From the entries, return every line where the string "solicitação" shows up.
* * * * *
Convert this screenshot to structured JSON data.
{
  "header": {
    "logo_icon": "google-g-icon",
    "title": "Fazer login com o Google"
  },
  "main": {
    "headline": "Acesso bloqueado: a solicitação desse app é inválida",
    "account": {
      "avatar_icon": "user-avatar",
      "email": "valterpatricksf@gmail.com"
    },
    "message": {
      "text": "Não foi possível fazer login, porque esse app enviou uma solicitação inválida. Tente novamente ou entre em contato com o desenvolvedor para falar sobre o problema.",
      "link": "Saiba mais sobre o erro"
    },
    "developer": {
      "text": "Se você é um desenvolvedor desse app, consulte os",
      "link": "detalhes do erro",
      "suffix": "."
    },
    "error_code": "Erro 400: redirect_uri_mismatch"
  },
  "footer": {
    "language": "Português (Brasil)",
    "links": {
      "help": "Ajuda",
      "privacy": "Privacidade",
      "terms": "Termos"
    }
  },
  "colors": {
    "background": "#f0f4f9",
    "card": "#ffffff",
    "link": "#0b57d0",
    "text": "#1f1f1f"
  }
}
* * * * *
### Your solution
    "headline": "Acesso bloqueado: a solicitação desse app é inválida",
      "text": "Não foi possível fazer login, porque esse app enviou uma solicitação inválida. Tente novamente ou entre em contato com o desenvolvedor para falar sobre o problema.",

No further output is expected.